The giant letters that spell out Ireland as Gaeilge date from the early decades of aviation. Together with an identifying number, they were a pre-GPS navigational aid. The location of this one - at the tip of Loop Head - offers a reminder that you’re in the very extremity of Ireland. Next stop, America.
Cliffs of Moher, Co Clare - photographed by Bernard Geraghty
The most storied cliffs in the entire country are usually photographed from above and at a distance, but this worm’s eye view captures the sheer size of these much-adored natural wonders. Seamus Heaney loved this part of the Wild Atlantic Way and a line from his Clare-set poem, Postcript, seems apt: “Catch the heart off guard and blow it open.”
Skellig Michael, Co Kerry - photographed by Valerie O’Sullivan
The otherworldly sight of this fabled mountain has captivated viewers for generations - including the monks from the early centuries of Christianity to choose to live there. In recent years, Skellig Michael has become a global icon thanks to being featured extensively in their latest Star Wars movies. The filmmakers were looking for somewhere out of this world - and they got their wish.
Read more: Kerry and the Wild Atlantic Way tours
Allihies, Co Cork - photographed by Chris Hill
The last village at the end of the picturesque Beara Peninsula lies between mountains and the jagged Atlantic coast. It used to be celebrated for copper-mining and remnants of that industry still dot the hillside here. The Allihies Copper Mine Museum commemorates the area’s mining heritage - one that can be traced back to the Bronze Age.
(bonus shot) Dún Briste, Downpatrick Head, Co. Mayo as captured by Bernard Geraghty of BG Landscape Tours

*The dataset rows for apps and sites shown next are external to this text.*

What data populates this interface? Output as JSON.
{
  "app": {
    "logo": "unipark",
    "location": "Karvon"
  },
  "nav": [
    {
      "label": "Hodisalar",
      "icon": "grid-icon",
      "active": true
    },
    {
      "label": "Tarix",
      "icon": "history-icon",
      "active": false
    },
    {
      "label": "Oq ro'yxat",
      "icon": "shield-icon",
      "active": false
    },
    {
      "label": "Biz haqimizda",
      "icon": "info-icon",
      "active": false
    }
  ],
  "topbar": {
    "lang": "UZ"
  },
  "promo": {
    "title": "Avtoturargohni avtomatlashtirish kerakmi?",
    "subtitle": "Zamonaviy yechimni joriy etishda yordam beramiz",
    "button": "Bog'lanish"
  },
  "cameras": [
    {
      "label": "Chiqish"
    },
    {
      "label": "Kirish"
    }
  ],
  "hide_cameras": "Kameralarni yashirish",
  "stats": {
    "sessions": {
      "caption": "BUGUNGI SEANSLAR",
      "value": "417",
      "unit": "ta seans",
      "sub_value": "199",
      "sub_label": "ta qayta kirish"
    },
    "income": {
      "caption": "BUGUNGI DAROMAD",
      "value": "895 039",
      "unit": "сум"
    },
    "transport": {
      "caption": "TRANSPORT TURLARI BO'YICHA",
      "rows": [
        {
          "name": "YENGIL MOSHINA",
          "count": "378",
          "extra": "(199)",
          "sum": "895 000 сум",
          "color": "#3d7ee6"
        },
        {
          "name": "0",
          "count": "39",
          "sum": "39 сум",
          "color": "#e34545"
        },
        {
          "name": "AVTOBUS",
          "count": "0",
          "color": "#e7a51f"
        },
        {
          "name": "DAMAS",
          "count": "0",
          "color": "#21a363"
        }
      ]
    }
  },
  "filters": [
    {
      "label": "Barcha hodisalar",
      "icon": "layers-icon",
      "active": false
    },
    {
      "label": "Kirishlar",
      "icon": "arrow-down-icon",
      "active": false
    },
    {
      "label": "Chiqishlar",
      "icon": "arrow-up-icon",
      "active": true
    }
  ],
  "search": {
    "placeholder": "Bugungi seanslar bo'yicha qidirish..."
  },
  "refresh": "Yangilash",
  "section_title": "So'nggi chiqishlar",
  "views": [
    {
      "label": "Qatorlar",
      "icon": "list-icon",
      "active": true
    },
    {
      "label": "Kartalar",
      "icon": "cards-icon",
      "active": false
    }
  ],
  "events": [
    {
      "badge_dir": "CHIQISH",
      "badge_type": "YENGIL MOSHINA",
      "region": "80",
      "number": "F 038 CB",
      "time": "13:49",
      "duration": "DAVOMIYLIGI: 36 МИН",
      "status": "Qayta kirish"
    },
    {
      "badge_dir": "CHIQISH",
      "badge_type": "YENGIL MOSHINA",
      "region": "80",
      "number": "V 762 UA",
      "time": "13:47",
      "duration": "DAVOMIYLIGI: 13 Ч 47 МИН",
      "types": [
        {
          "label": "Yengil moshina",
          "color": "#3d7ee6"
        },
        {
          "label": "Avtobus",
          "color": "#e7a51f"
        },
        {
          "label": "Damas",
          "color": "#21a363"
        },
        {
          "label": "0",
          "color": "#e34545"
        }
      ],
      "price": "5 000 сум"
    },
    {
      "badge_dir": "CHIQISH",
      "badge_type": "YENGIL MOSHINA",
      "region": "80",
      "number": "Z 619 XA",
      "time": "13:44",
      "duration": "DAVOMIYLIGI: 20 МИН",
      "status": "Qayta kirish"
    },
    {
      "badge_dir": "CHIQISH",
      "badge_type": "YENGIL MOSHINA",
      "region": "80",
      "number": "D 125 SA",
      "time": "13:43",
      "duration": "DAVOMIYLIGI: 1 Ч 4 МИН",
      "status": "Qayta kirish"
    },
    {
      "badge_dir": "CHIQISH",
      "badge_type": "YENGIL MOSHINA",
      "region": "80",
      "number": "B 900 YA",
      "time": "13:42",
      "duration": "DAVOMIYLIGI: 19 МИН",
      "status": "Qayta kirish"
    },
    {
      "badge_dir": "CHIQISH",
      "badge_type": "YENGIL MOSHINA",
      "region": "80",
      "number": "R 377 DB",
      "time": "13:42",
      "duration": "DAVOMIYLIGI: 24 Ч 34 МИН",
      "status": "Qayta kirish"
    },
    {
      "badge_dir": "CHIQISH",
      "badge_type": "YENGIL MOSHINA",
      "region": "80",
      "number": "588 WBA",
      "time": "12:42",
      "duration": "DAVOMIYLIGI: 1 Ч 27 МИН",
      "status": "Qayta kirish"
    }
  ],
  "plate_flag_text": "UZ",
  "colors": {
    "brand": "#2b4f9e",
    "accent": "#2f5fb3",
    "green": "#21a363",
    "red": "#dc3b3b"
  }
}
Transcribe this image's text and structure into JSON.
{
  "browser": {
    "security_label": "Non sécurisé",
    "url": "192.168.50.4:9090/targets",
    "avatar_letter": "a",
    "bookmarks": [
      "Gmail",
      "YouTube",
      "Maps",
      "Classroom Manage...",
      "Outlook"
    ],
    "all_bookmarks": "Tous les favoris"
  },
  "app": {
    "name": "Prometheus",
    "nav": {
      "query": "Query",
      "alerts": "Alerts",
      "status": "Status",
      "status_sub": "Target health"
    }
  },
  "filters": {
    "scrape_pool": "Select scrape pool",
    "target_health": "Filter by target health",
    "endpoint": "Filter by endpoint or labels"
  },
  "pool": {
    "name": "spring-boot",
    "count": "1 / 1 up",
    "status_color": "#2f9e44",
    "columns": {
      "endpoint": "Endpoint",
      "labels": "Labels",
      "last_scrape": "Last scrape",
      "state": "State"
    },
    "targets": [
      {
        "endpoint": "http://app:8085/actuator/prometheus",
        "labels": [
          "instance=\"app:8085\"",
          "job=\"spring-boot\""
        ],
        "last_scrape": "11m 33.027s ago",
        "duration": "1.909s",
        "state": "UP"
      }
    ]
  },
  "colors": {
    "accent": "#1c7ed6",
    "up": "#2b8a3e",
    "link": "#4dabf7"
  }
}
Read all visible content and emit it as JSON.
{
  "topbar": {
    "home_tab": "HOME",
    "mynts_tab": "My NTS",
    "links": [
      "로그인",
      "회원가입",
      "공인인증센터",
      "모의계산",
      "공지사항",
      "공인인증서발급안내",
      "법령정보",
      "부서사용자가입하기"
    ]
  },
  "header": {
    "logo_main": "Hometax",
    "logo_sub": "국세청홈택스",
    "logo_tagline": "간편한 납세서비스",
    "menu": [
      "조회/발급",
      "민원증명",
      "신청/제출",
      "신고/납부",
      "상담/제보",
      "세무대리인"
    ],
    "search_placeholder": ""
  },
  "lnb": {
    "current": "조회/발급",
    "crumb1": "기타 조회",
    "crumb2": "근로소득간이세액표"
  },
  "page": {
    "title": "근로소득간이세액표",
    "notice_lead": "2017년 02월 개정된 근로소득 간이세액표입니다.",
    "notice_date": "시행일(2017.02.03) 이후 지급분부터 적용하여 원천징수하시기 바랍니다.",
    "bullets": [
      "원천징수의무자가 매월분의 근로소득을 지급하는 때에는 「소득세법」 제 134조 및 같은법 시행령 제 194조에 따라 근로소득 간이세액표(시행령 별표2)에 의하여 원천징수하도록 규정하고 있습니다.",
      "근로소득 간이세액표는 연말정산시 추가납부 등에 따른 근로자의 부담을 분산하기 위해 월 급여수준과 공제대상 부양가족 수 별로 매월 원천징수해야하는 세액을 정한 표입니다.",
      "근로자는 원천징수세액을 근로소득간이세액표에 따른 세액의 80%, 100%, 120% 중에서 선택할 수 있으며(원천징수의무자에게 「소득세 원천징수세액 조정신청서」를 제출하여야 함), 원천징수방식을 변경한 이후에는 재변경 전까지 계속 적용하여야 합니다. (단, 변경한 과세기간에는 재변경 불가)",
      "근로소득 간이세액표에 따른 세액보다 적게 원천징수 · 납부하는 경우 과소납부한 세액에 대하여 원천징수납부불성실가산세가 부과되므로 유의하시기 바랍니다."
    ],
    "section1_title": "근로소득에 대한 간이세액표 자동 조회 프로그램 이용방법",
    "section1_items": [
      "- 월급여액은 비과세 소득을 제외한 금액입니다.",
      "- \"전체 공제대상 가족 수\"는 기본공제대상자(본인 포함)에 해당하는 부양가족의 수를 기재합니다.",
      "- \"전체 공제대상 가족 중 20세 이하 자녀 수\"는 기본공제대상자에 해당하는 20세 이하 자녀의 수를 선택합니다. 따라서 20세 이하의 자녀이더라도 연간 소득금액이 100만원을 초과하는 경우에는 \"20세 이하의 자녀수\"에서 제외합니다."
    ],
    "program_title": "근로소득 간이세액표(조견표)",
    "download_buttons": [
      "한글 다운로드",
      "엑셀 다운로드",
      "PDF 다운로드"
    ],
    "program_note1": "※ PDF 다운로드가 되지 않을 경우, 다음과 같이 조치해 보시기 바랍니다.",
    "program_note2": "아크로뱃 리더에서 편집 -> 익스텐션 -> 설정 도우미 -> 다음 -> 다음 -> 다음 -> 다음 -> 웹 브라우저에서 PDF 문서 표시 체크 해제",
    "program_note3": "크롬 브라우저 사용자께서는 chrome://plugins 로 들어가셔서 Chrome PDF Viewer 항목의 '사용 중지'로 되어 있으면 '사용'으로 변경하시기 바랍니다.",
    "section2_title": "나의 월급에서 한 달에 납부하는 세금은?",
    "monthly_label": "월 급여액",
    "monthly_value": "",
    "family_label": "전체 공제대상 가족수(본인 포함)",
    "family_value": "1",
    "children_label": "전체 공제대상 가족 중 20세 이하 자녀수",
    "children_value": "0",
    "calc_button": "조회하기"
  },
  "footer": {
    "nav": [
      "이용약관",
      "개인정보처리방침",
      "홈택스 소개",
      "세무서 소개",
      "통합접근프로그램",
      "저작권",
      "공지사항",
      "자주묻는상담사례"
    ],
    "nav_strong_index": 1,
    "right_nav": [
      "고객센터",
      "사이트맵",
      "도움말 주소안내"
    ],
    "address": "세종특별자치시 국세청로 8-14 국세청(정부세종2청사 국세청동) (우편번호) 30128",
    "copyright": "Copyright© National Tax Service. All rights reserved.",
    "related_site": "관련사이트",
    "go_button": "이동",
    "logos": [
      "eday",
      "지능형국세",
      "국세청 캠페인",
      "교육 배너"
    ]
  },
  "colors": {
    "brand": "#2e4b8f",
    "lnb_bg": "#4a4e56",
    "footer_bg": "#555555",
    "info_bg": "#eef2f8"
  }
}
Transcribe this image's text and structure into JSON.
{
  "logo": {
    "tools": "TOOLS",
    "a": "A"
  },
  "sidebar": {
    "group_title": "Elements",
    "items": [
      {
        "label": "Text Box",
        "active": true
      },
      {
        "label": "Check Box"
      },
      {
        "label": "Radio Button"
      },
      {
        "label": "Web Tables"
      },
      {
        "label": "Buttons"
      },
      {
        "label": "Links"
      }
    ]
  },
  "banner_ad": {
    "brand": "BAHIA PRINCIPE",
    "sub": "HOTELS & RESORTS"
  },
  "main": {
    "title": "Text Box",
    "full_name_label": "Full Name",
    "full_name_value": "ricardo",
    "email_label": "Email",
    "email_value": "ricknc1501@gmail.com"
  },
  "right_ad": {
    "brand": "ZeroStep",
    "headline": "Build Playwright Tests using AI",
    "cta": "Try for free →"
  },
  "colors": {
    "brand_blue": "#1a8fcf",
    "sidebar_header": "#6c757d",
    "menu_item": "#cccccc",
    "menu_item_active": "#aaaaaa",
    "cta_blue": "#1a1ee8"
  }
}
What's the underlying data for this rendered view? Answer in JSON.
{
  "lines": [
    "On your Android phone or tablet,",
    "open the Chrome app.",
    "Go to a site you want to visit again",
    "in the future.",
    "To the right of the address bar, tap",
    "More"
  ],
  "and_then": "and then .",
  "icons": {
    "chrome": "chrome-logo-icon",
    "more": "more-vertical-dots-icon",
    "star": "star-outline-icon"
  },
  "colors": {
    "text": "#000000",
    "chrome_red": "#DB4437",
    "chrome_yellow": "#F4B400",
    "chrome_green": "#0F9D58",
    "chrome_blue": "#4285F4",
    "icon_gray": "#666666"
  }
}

Number 11 is for readers hoping to catch a leprechaun and steal his pot of gold this weekend, legend goes that you will find him near the base of tree at the end of a rainbow counting his treasure.